Legal Guide

Home > Legal Guide

5 Must Haves to Prove Medical Negligence

When getting medical care for an injury or illness does not go as planned, it is common for patients and their loved ones to consider their options for bringing a claim against the doctor, hospital, or medical staff. Receiving compensation through a legal claim against a medical professional or institution is not always a simple task, however, as it requires that certain aspects be present before, during, or after the failed or negligent treatment. For those who have experienced a situation where medical negligence may be at play, here are the five must-have factors necessary to prove a case.

The Doctor-Patient Relationship

Before a legal claim against a health care professional or organisation can be brought, a doctor-patient relationship must be in existence. This means that the doctor or other provider offered to deliver a diagnosis, care, or treatment of the patient who sought out the care. If there is no statement of the doctor-patient relationship in writing, often it is viewed that the patient’s visit to a doctor’s office as proof enough of the relationship. When a doctor-patient relationship is in existence, the doctor or other provider has a duty to provide competent care. In most medical negligence cases, showing evidence of the doctor-patient relationship is relatively simple to do.

Breach of Standard of Care

All patients who seek out care or treatment from a medical provider have the right to receive the highest quality care available. Under the law, doctors providing medical treatment are required to act with the skill and care that any equally-trained health care professional would have, given the circumstances, which is known as the standard of care. When medical negligence is present, that standard of care is breached.

A representative from a medical negligence solicitors firm in the UK explains that in today’s medical environment, the standard of care in a malpractice case is determined through the testimony of medical professionals who are thought to be experts in the field relating to the case. The medical experts state what the doctor in question should have done in the patient’s situation compared to what actually took place. A breach of the standard of care is proven when expert testimony shows that a patient’s provider failed to deliver care at a specific level.

Causation between Negligence and Injury or Illness

In addition to providing evidence of a doctor-patient relationship and a failed standard of care, individuals bringing a case for medical negligence must also be able to show the causation between the care provided and his or her specific illness or injuries. Failure to act or provide adequate care can cause a patient’s health condition at the time to worsen, or it may result in additional injuries or health issues that were not present prior to the negligent care. It is necessary to make clear that the poor care received by a health care provider was the reason for the added injury or illness – not a pre-existing medical condition.

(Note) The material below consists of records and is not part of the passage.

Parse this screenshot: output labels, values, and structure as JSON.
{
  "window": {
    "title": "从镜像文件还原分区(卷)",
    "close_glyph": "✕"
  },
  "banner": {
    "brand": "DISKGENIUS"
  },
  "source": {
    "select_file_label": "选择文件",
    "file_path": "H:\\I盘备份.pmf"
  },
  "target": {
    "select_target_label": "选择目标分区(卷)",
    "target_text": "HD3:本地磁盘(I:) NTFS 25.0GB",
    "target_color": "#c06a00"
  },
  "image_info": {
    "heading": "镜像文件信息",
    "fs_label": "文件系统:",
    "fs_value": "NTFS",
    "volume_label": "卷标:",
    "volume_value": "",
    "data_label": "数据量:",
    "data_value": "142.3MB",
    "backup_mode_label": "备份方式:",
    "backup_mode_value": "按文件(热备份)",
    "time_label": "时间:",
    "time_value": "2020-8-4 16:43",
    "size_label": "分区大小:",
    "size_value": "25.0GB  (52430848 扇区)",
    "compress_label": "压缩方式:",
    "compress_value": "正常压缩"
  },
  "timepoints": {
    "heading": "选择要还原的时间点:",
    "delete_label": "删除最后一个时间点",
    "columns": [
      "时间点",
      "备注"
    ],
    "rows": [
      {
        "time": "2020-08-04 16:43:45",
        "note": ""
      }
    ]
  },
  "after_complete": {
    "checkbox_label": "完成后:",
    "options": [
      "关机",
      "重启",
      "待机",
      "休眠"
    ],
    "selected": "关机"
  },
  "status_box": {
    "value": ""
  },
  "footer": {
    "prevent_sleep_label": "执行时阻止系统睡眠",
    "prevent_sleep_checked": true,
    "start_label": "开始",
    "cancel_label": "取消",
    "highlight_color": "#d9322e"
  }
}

Proof of Damages

Patients or their family members must also be able to show how the negligent care caused specific harm, known as damages. Each medical negligence case differs from the next, but generally speaking, damages may include the expenses associated with additional treatment, a loss of income due to not being able to continue working during that additional treatment, or mental and physical pain and suffering. Damages awarded in a medical negligence case have to be quantifiable and evidence-based.

Meeting the Standard of Proof

Finally, any individual bringing a lawsuit against a medical professional or health care institution must be able to show evidence of the required elements listed above “by a preponderance of the evidence.” This means that the aspects of the case are more likely than not to be true, which is a lower standard of proof than other cases heard in criminal court. However, meeting the burden of proof required for medical negligence cases is not a simple or quick task, especially when the details of the case are complex or span a long period. To best understand if a medical negligence case is an option to receive compensation for injuries or illness due to less than quality care received, it is beneficial to first discuss the details of the incident with an experienced attorney.

comments powered by Disqus